We shoot a specially designed chart in carefully controlled conditions and the resulting images are analysed using DXO Analyzer software to generate the data to produce the graphs below.

A high signal to noise ratio (SNR) indicates a cleaner and better quality image.

For more more details on how to interpret our test data, check out our full explanation of our noise and dynamic range tests.

These charts compare the results of the Olympus OM-D E-M10 with the Panasonic G6, Olympus OM-D E-M1, Fuji X-E2, Canon 70D and Nikon D7100.

JPEG signal to noise ratio

JPEG signal to noise ratio

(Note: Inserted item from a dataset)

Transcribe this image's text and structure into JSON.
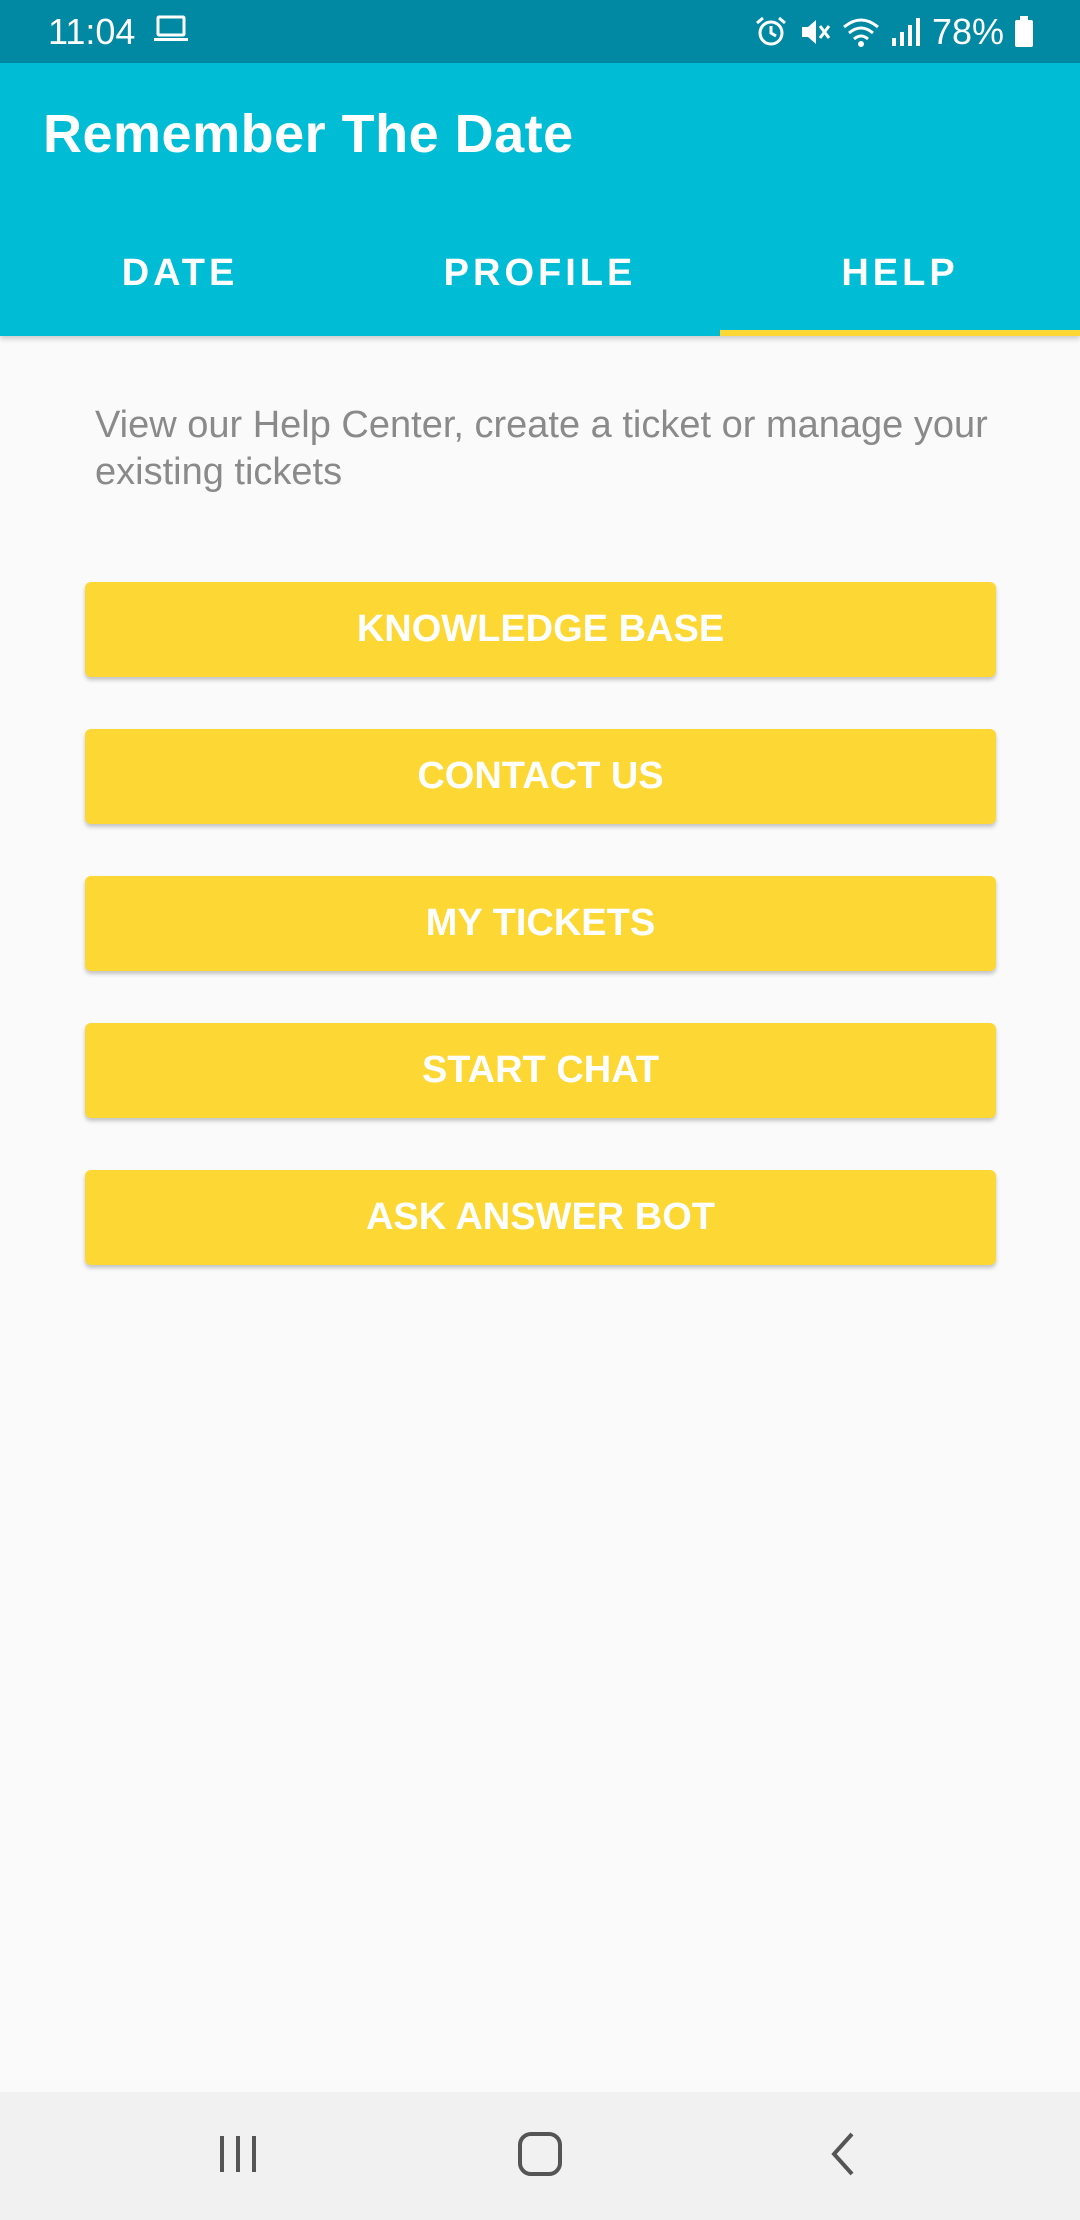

Although the Panasonic G6 performs best at ISO 400, the Fuji X-E2 has the best results at every other sensitivity setting. This indicates that there's plenty of detail and low levels of noise in the X-E2's JPEG images in its default settings. However, the Olympus E-M10 puts in a very good performance and compares very well with the two SLRs (the Canon 70D and Nikon D7100), especially at the higher sensitivity settings.

Raw (after conversion to TIFF) signal to noise ratio

Raw signal to noise ratio

The Olympus E-M10 is a clear winner here, indicating that it produces the cleanest images across the sensitivity range. However, our resolution chart results show that this comes at the expense of some detail at the highest sensitivity values.

JPEG dynamic range

JPEG dynamic range

The Olympus E-M10 and E-M1 in their default (Natural) Picture Mode have very similar dynamic range in their JPEGs. This means that there's a wide range of tones and detail isn't lost quickly in the highlights or shadows. However, it's worth noting that the Fuji X-E2, which has a lower dynamic range, produces punchier-looking images straight from the camera in its default configuration.

Raw (after conversion to TIFF) dynamic range

Raw dynamic range

These results confirm our real world findings that the Olympus E-M10's raw files have lots of tonal data and its images have an impressive dynamic range. It beats all the competing cameras here.